Clomid [below left] and tamoxifen [centre in figure below] have been on the market for a while; toremifene [below right] is a relative newcomer. Toremifene probably has fewer side effects than the other SERMs. Chemical athletes who make long-term use of SERMs often complain of reduced libido, and sometimes also of stiff or even painful joints. You rarely hear these complaints from toremifene users.


SERMs boost T levels in men only


On the web there are even stories from toremifene users whose libido has increased. "It relieves my prostate, it increases my libido extremely fast, gives me a porn-star load, it clears my acne and most importantly, at a high enough dose (120-150 mg) it gives me the typical dianabol feel good", writes one user on the CEM-forum. [cuttingedgemuscle.com 12-18-2010]

Clomid
In the brain SERMs have an anti-estrogenic effect. They kid the hypothalamus into thinking there are fewer sex hormones circulating in the blood, and as a result the gland secretes more GnRH hormone. This induces the pituitary to produce more LH, and this hormone stimulates testosterone production in the testes.

At least, that's how it works in men. But does it also work like this in women? No, say the researchers.

The Italians gave several male and female test subjects aged between 25 and 43 at 0 hour a dose of 80 mg tamoxifen, 100 mg clomiphene or 120 mg toremifene. At 24 hour they repeated the procedure.

The figure below shows the effects of the toremifene intake on the male subjects' urine. Their testosterone concentration had risen. The mutated clover indicates where there was a statistically significant rise.

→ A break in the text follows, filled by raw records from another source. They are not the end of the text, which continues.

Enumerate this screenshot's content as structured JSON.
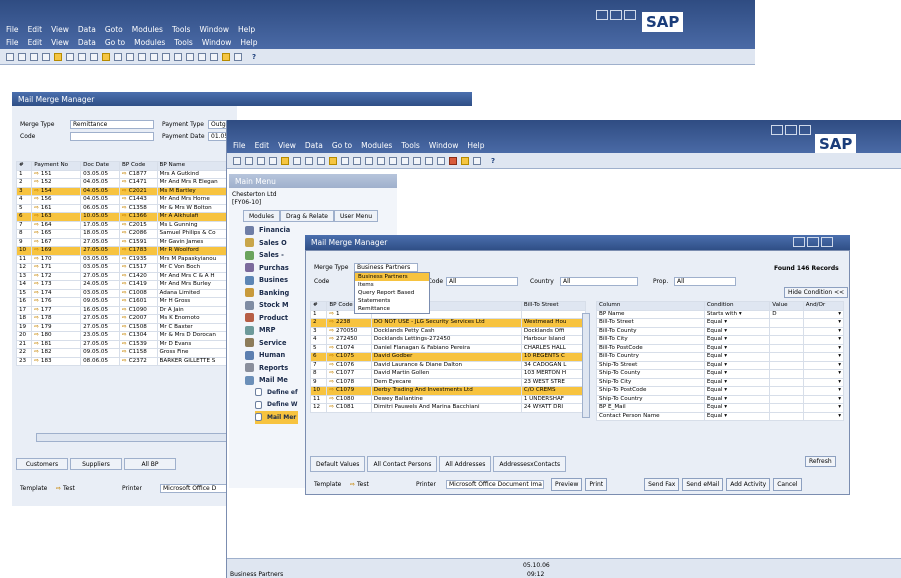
{
  "back": {
    "menu1": [
      "File",
      "Edit",
      "View",
      "Data",
      "Goto",
      "Modules",
      "Tools",
      "Window",
      "Help"
    ],
    "menu2": [
      "File",
      "Edit",
      "View",
      "Data",
      "Go to",
      "Modules",
      "Tools",
      "Window",
      "Help"
    ],
    "logo": "SAP",
    "window_title": "Mail Merge Manager",
    "merge_type_label": "Merge Type",
    "merge_type_value": "Remittance",
    "payment_type_label": "Payment Type",
    "payment_type_value": "Outgo",
    "code_label": "Code",
    "payment_date_label": "Payment Date",
    "payment_date_value": "01.05",
    "columns": [
      "#",
      "Payment No",
      "Doc Date",
      "BP Code",
      "BP Name"
    ],
    "rows": [
      [
        "1",
        "151",
        "03.05.05",
        "C1877",
        "Mrs A Gutkind"
      ],
      [
        "2",
        "152",
        "04.05.05",
        "C1471",
        "Mr And Mrs R Elegan"
      ],
      [
        "3",
        "154",
        "04.05.05",
        "C2021",
        "Ms M Bartley"
      ],
      [
        "4",
        "156",
        "04.05.05",
        "C1443",
        "Mr And Mrs Horne"
      ],
      [
        "5",
        "161",
        "06.05.05",
        "C1358",
        "Mr & Mrs W Bolton"
      ],
      [
        "6",
        "163",
        "10.05.05",
        "C1366",
        "Mr A Alkhulafi"
      ],
      [
        "7",
        "164",
        "17.05.05",
        "C2015",
        "Ms L Gunning"
      ],
      [
        "8",
        "165",
        "18.05.05",
        "C2086",
        "Samuel Philips & Co"
      ],
      [
        "9",
        "167",
        "27.05.05",
        "C1591",
        "Mr Gavin James"
      ],
      [
        "10",
        "169",
        "27.05.05",
        "C1783",
        "Mr R Woolford"
      ],
      [
        "11",
        "170",
        "03.05.05",
        "C1935",
        "Mrs M Papaskyianou"
      ],
      [
        "12",
        "171",
        "03.05.05",
        "C1517",
        "Mr C Von Boch"
      ],
      [
        "13",
        "172",
        "27.05.05",
        "C1420",
        "Mr And Mrs C & A H"
      ],
      [
        "14",
        "173",
        "24.05.05",
        "C1419",
        "Mr And Mrs Burley"
      ],
      [
        "15",
        "174",
        "03.05.05",
        "C1008",
        "Adana Limited"
      ],
      [
        "16",
        "176",
        "09.05.05",
        "C1601",
        "Mr H Gross"
      ],
      [
        "17",
        "177",
        "16.05.05",
        "C1090",
        "Dr A Jain"
      ],
      [
        "18",
        "178",
        "27.05.05",
        "C2007",
        "Ms K Enomoto"
      ],
      [
        "19",
        "179",
        "27.05.05",
        "C1508",
        "Mr C Baxter"
      ],
      [
        "20",
        "180",
        "23.05.05",
        "C1304",
        "Mr & Mrs D Dorocan"
      ],
      [
        "21",
        "181",
        "27.05.05",
        "C1539",
        "Mr D Evans"
      ],
      [
        "22",
        "182",
        "09.05.05",
        "C1158",
        "Gross Fine"
      ],
      [
        "23",
        "183",
        "08.06.05",
        "C2372",
        "BARKER GILLETTE S"
      ]
    ],
    "tabs": [
      "Customers",
      "Suppliers",
      "All BP"
    ],
    "template_label": "Template",
    "template_value": "Test",
    "printer_label": "Printer",
    "printer_value": "Microsoft Office D"
  },
  "front": {
    "menu": [
      "File",
      "Edit",
      "View",
      "Data",
      "Go to",
      "Modules",
      "Tools",
      "Window",
      "Help"
    ],
    "logo": "SAP",
    "main_menu_title": "Main Menu",
    "company": "Chesterton Ltd",
    "company_code": "[FY06-10]",
    "menu_tabs": [
      "Modules",
      "Drag & Relate",
      "User Menu"
    ],
    "modules": [
      {
        "label": "Financia",
        "color": "#6f7ea6"
      },
      {
        "label": "Sales O",
        "color": "#c9a64a"
      },
      {
        "label": "Sales -",
        "color": "#6aa35c"
      },
      {
        "label": "Purchas",
        "color": "#7b6a9c"
      },
      {
        "label": "Busines",
        "color": "#5d86b5"
      },
      {
        "label": "Banking",
        "color": "#c89a3c"
      },
      {
        "label": "Stock M",
        "color": "#7f8ca3"
      },
      {
        "label": "Product",
        "color": "#b65e45"
      },
      {
        "label": "MRP",
        "color": "#6d9a9a"
      },
      {
        "label": "Service",
        "color": "#8d7c5a"
      },
      {
        "label": "Human",
        "color": "#5c7fb0"
      },
      {
        "label": "Reports",
        "color": "#8a8f9c"
      },
      {
        "label": "Mail Me",
        "color": "#6b8fb8"
      }
    ],
    "sub_items": [
      "Define ef",
      "Define W",
      "Mail Mer"
    ],
    "status_left": "Business Partners",
    "status_date": "05.10.06",
    "status_time": "09:12"
  },
  "dialog": {
    "title": "Mail Merge Manager",
    "merge_type_label": "Merge Type",
    "merge_type_value": "Business Partners",
    "code_label": "Code",
    "group_code_label": "p Code",
    "group_code_value": "All",
    "country_label": "Country",
    "country_value": "All",
    "prop_label": "Prop.",
    "prop_value": "All",
    "found": "Found 146 Records",
    "dropdown": [
      "Business Partners",
      "Items",
      "Query Report Based",
      "Statements",
      "Remittance"
    ],
    "hide_condition": "Hide Condition <<",
    "list_cols": [
      "#",
      "BP Code",
      "",
      "Bill-To Street"
    ],
    "list_rows": [
      [
        "1",
        "1",
        "",
        ""
      ],
      [
        "2",
        "2238",
        "DO NOT USE - JLG Security Services Ltd",
        "Westmead Hou"
      ],
      [
        "3",
        "270050",
        "Docklands Petty Cash",
        "Docklands Offi"
      ],
      [
        "4",
        "272450",
        "Docklands Lettings-272450",
        "Harbour Island"
      ],
      [
        "5",
        "C1074",
        "Daniel Flanagan & Fabiano Pereira",
        "CHARLES HALL"
      ],
      [
        "6",
        "C1075",
        "David Godber",
        "10 REGENTS C"
      ],
      [
        "7",
        "C1076",
        "David Laurance & Diane Dalton",
        "34 CADOGAN L"
      ],
      [
        "8",
        "C1077",
        "David Martin Gollen",
        "103 MERTON H"
      ],
      [
        "9",
        "C1078",
        "Dem Eyecare",
        "23 WEST STRE"
      ],
      [
        "10",
        "C1079",
        "Derby Trading And Investments Ltd",
        "C/O CREMS"
      ],
      [
        "11",
        "C1080",
        "Dewey Ballantine",
        "1 UNDERSHAF"
      ],
      [
        "12",
        "C1081",
        "Dimitri Pauwels And Marina Bacchiani",
        "24 WYATT DRI"
      ]
    ],
    "cond_cols": [
      "Column",
      "Condition",
      "Value",
      "And/Or"
    ],
    "cond_rows": [
      [
        "BP Name",
        "Starts with",
        "D"
      ],
      [
        "Bill-To Street",
        "Equal",
        ""
      ],
      [
        "Bill-To County",
        "Equal",
        ""
      ],
      [
        "Bill-To City",
        "Equal",
        ""
      ],
      [
        "Bill-To PostCode",
        "Equal",
        ""
      ],
      [
        "Bill-To Country",
        "Equal",
        ""
      ],
      [
        "Ship-To Street",
        "Equal",
        ""
      ],
      [
        "Ship-To County",
        "Equal",
        ""
      ],
      [
        "Ship-To City",
        "Equal",
        ""
      ],
      [
        "Ship-To PostCode",
        "Equal",
        ""
      ],
      [
        "Ship-To Country",
        "Equal",
        ""
      ],
      [
        "BP E_Mail",
        "Equal",
        ""
      ],
      [
        "Contact Person Name",
        "Equal",
        ""
      ]
    ],
    "tabs": [
      "Default Values",
      "All Contact Persons",
      "All Addresses",
      "AddressesxContacts"
    ],
    "refresh": "Refresh",
    "template_label": "Template",
    "template_value": "Test",
    "printer_label": "Printer",
    "printer_value": "Microsoft Office Document Ima",
    "buttons": [
      "Preview",
      "Print",
      "Send Fax",
      "Send eMail",
      "Add Activity",
      "Cancel"
    ]
  }
}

SERMs boost T levels in men only


SERMs boost T levels in men only


The testosterone concentration didn't rise in the women who had been given toremifene, as the figure above shows.

The researchers observed the same effects when they tested for clomiphene and tamoxifen. After thirty hours the men's testosterone level had risen; that of the women had not.

The first thing that doping hunters look at is the relationship between testosterone [T] and epitestosterone [E] to see whether someone has used synthetic testosterone. If someone shows high levels of testosterone in the urine, then he's a suspect if the epitestosterone levels are low. That's why clever chemical athletes mix a little epitestosterone in with their testosterone to keep the T/E ratio constant. But if you use a SERM, it's not necessary to use epitestosterone. SERMs boost the synthesis of testosterone and epitestosterone by similar amounts.

By the way, doping tests for the three SERMs are already around. The Italians recently published one for toremifene. [Anal Bioanal Chem. 2011 Aug; 401(2): 529-41.] It was the first of its kind. We have no idea whether it's in use yet.

Source:
Steroids. 2011 Nov;76(12):1400-6.

More:
Study shows clomiphene is suitable for hormone therapy 08.12.2011
Why raloxifene is safer than tamoxifen 26.09.2011
Tamoxifen works differently 30.03.2011